Provided data
^^^^^^^^

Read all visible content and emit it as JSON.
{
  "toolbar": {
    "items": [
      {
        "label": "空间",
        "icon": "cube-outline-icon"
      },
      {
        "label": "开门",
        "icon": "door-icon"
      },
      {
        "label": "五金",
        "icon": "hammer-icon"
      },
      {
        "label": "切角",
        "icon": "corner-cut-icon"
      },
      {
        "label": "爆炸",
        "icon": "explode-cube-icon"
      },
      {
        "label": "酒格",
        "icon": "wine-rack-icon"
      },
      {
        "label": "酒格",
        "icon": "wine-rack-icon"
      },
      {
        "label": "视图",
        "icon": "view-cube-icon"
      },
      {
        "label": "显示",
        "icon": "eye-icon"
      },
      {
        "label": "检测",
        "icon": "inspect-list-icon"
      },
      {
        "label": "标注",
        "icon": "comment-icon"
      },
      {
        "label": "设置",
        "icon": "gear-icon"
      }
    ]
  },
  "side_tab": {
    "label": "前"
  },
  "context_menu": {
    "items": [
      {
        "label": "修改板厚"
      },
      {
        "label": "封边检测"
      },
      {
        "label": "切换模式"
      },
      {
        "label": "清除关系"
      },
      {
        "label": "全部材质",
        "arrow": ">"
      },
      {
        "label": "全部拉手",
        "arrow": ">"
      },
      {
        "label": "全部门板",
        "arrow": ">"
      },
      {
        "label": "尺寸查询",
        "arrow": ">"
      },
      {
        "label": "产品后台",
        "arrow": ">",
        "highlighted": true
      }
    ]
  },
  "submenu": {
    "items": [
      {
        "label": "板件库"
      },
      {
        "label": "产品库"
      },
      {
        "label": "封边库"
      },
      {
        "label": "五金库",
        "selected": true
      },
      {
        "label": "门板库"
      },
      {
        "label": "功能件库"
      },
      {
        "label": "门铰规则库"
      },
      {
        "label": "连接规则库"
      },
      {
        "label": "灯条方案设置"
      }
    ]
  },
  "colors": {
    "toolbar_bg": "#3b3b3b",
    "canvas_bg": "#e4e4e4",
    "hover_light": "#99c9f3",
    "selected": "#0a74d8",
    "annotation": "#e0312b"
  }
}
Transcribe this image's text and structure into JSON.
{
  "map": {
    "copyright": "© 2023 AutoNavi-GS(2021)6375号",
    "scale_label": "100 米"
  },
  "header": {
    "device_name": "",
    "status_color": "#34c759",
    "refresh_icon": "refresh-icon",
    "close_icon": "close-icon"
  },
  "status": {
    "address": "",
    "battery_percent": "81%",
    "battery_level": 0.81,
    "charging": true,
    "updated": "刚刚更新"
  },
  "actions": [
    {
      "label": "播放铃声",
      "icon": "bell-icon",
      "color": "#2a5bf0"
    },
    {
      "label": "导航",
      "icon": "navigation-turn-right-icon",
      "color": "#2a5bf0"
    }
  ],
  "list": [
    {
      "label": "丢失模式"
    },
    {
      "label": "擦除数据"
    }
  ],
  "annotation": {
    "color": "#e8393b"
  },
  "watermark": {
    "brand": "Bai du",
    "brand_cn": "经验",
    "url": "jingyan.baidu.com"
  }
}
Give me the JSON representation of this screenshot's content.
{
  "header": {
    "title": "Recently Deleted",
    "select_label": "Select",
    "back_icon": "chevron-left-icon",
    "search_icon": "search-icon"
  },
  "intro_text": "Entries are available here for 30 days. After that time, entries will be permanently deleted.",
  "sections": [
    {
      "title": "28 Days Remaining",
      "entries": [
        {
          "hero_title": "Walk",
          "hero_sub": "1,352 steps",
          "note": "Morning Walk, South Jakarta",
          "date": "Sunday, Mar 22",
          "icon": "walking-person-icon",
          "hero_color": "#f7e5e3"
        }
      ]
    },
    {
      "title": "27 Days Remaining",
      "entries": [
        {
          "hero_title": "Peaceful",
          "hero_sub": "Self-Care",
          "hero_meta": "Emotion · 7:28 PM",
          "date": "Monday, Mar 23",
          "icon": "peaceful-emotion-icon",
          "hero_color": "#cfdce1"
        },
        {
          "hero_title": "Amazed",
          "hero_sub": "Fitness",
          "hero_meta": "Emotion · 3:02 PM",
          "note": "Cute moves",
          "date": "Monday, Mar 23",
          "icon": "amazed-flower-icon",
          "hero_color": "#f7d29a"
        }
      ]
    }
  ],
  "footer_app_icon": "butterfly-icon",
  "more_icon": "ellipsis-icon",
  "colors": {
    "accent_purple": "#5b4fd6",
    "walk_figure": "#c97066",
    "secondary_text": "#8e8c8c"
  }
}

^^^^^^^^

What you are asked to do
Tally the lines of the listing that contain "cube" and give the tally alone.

Result below
3